▸ THE TASK
Show every line from the entries that follow which holds the word "photo".

** INFORMATION GIVEN follows **

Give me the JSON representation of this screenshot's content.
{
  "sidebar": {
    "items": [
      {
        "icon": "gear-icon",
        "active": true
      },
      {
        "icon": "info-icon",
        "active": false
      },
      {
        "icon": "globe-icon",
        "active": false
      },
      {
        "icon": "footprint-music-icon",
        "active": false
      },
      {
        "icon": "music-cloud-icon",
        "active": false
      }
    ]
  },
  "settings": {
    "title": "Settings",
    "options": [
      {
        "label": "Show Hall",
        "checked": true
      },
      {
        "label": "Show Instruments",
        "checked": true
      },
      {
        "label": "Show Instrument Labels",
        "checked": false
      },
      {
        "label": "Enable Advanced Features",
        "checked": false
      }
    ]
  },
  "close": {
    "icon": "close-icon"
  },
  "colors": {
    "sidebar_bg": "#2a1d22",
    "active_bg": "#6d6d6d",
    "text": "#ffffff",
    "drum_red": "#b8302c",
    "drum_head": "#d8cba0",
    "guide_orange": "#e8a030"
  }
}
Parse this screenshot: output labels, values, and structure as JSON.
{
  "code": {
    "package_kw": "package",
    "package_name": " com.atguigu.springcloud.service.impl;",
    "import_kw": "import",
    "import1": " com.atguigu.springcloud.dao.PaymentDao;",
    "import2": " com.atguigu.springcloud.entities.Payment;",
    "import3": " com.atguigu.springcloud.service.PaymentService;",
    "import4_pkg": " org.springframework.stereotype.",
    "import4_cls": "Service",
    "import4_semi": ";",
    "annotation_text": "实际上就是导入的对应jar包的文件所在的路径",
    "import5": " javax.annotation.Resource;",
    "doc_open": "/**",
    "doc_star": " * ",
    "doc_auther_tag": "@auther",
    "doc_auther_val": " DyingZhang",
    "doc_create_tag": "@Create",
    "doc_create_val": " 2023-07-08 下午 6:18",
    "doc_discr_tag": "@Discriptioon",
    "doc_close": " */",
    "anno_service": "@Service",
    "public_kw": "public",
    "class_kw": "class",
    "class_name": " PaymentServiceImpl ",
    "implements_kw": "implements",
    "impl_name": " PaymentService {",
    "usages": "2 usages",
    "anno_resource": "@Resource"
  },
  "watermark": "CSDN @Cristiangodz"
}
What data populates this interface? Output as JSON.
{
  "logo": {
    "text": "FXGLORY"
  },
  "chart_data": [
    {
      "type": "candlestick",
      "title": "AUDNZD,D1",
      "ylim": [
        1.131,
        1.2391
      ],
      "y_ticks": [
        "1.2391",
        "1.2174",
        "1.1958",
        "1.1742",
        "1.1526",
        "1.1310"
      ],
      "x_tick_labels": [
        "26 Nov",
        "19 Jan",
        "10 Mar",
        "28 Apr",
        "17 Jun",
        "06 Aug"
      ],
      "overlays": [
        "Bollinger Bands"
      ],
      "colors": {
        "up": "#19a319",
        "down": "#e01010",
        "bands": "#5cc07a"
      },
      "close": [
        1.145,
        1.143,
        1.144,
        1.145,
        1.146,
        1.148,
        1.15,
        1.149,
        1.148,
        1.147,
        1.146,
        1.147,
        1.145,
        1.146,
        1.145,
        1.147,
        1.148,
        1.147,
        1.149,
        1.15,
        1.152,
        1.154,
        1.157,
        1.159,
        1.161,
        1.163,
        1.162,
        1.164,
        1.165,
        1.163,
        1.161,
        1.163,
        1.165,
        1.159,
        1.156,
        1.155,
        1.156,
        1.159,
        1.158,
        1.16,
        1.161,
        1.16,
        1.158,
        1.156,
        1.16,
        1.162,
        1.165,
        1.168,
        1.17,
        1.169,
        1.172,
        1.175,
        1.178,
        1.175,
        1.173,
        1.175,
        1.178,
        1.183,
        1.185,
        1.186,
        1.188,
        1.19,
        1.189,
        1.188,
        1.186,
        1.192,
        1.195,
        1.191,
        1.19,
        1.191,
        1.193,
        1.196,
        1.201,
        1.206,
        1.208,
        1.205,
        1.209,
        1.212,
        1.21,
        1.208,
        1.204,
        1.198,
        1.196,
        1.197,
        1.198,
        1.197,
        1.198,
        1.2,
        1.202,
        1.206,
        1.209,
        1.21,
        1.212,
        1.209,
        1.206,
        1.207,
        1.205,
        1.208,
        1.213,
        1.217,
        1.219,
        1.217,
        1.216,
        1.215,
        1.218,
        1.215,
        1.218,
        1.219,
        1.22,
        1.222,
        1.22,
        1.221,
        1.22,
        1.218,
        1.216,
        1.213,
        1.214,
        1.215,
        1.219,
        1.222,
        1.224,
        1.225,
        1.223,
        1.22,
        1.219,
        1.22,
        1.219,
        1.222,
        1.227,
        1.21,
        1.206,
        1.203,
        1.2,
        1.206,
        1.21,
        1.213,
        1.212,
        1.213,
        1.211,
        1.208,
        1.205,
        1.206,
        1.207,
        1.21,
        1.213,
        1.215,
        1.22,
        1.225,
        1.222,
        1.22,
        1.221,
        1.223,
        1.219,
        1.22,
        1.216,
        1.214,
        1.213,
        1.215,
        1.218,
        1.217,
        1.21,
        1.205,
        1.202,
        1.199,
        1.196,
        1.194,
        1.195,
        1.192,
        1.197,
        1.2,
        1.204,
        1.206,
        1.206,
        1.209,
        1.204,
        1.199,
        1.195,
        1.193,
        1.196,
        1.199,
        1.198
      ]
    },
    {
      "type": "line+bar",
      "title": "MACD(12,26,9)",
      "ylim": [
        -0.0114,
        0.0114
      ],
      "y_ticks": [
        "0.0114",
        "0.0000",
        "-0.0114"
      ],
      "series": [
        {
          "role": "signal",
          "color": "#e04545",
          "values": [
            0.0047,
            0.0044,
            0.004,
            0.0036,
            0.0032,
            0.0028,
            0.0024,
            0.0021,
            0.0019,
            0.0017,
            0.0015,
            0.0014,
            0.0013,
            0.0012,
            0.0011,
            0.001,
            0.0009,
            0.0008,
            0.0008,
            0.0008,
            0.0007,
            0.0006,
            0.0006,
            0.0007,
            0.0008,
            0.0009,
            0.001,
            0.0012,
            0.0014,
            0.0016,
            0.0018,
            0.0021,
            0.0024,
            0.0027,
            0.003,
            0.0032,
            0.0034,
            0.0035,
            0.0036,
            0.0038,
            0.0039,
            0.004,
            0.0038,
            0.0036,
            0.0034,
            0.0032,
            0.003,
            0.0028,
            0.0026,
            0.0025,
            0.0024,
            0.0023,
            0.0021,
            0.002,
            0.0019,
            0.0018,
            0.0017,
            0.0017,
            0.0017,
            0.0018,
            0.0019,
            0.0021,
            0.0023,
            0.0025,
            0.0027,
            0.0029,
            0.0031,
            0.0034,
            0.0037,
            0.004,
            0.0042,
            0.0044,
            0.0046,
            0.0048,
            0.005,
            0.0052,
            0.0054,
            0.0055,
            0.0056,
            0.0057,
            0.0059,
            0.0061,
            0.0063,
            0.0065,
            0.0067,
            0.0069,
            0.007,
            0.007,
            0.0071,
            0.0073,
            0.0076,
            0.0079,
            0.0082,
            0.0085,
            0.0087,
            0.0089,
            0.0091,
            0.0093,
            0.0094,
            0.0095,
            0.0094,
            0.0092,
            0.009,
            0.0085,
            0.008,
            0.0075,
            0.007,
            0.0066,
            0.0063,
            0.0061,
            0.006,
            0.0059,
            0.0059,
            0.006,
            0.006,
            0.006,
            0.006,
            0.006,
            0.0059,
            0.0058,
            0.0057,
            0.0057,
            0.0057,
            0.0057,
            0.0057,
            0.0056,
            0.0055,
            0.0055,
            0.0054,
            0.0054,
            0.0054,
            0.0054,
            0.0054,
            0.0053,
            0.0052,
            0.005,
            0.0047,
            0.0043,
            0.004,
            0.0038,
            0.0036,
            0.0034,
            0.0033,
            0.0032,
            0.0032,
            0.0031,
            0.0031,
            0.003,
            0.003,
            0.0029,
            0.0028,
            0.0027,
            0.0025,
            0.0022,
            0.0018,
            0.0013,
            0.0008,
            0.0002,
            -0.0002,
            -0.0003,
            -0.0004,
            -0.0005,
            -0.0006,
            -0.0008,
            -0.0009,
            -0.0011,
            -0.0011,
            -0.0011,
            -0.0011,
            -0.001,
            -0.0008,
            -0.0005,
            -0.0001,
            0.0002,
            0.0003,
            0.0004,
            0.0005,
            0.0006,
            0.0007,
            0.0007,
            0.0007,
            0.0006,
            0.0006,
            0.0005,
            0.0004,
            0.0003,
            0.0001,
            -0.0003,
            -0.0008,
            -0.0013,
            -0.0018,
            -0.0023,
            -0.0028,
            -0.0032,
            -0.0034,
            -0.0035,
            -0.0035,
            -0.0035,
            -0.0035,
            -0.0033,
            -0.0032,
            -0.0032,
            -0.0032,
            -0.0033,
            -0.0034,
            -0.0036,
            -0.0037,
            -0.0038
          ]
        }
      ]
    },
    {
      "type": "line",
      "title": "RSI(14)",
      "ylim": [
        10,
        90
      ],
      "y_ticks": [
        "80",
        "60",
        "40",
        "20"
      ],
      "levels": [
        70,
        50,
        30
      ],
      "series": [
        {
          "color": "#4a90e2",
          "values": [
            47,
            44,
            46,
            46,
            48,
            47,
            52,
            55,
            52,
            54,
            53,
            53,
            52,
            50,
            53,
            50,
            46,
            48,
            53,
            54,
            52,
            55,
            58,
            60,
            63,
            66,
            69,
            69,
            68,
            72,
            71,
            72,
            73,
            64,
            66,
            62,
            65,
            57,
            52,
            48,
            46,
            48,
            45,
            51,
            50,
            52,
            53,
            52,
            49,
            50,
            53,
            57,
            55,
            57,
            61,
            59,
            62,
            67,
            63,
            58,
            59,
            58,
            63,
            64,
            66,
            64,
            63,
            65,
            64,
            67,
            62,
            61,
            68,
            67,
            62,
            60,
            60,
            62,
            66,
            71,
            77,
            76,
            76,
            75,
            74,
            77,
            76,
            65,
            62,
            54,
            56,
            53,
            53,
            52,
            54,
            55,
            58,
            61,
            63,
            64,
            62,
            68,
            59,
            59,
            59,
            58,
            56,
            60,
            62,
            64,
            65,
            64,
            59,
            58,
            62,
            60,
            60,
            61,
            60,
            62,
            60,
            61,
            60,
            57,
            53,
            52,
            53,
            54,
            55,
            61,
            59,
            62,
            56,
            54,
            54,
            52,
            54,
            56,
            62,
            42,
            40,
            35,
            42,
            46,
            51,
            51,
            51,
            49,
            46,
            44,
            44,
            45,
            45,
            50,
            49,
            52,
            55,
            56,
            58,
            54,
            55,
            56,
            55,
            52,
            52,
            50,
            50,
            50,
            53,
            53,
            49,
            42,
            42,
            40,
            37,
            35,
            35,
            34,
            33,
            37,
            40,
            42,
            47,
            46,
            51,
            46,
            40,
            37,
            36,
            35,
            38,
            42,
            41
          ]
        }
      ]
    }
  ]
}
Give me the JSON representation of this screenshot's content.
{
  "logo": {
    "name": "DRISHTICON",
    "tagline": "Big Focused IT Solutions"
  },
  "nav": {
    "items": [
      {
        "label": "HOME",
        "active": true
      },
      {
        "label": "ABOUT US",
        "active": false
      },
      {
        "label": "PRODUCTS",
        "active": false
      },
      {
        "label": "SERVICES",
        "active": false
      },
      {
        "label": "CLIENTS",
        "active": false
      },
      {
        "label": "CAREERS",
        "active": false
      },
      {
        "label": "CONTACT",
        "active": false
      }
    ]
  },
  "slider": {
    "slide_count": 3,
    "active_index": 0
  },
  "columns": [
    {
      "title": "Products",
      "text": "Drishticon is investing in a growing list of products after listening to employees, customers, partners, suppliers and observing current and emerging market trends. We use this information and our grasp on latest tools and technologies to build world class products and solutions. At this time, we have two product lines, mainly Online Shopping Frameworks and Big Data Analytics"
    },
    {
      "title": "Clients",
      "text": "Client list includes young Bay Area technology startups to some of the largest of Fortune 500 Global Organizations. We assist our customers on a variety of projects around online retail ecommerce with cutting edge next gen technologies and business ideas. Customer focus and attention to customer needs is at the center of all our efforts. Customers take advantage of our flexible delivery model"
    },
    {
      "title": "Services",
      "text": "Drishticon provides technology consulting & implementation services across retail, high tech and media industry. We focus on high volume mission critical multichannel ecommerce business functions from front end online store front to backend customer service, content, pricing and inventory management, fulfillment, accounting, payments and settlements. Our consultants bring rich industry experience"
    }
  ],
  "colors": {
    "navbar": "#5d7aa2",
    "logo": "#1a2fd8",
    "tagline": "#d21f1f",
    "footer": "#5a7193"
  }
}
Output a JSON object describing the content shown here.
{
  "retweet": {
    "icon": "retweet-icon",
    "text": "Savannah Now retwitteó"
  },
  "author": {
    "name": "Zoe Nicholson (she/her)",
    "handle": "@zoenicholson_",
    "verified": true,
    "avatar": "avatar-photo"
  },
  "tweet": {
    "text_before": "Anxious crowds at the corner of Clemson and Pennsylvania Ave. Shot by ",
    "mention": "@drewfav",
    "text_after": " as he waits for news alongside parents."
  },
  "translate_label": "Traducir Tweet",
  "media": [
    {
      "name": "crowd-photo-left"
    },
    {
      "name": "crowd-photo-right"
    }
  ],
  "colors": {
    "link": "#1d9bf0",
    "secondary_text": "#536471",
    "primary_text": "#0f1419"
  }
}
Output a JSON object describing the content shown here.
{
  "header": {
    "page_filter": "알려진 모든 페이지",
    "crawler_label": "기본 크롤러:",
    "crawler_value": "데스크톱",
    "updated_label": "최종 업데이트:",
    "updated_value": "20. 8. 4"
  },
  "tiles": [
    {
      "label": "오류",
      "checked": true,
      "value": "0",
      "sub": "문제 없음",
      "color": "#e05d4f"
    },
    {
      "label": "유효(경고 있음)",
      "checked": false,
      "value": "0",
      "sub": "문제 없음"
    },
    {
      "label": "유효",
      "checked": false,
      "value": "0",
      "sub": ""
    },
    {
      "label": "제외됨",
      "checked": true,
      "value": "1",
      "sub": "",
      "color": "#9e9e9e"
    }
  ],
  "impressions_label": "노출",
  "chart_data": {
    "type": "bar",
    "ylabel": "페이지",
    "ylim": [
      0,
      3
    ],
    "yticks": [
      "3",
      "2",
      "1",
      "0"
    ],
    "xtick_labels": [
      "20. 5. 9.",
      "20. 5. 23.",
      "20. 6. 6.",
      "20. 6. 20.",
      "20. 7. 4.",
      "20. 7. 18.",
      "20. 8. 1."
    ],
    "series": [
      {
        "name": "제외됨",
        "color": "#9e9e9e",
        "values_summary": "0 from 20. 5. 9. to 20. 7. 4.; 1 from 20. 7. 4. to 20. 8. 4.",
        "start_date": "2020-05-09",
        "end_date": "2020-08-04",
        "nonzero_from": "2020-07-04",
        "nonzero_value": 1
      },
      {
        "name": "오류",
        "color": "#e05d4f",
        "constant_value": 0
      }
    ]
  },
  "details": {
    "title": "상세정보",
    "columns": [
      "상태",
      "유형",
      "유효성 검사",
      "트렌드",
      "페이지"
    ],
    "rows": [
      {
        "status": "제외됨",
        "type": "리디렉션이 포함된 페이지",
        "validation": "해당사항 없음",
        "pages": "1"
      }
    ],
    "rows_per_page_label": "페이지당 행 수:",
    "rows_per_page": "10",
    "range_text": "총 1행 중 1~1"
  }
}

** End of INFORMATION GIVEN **

▸ ANSWER AREA
    "avatar": "avatar-photo"
      "name": "crowd-photo-left"
      "name": "crowd-photo-right"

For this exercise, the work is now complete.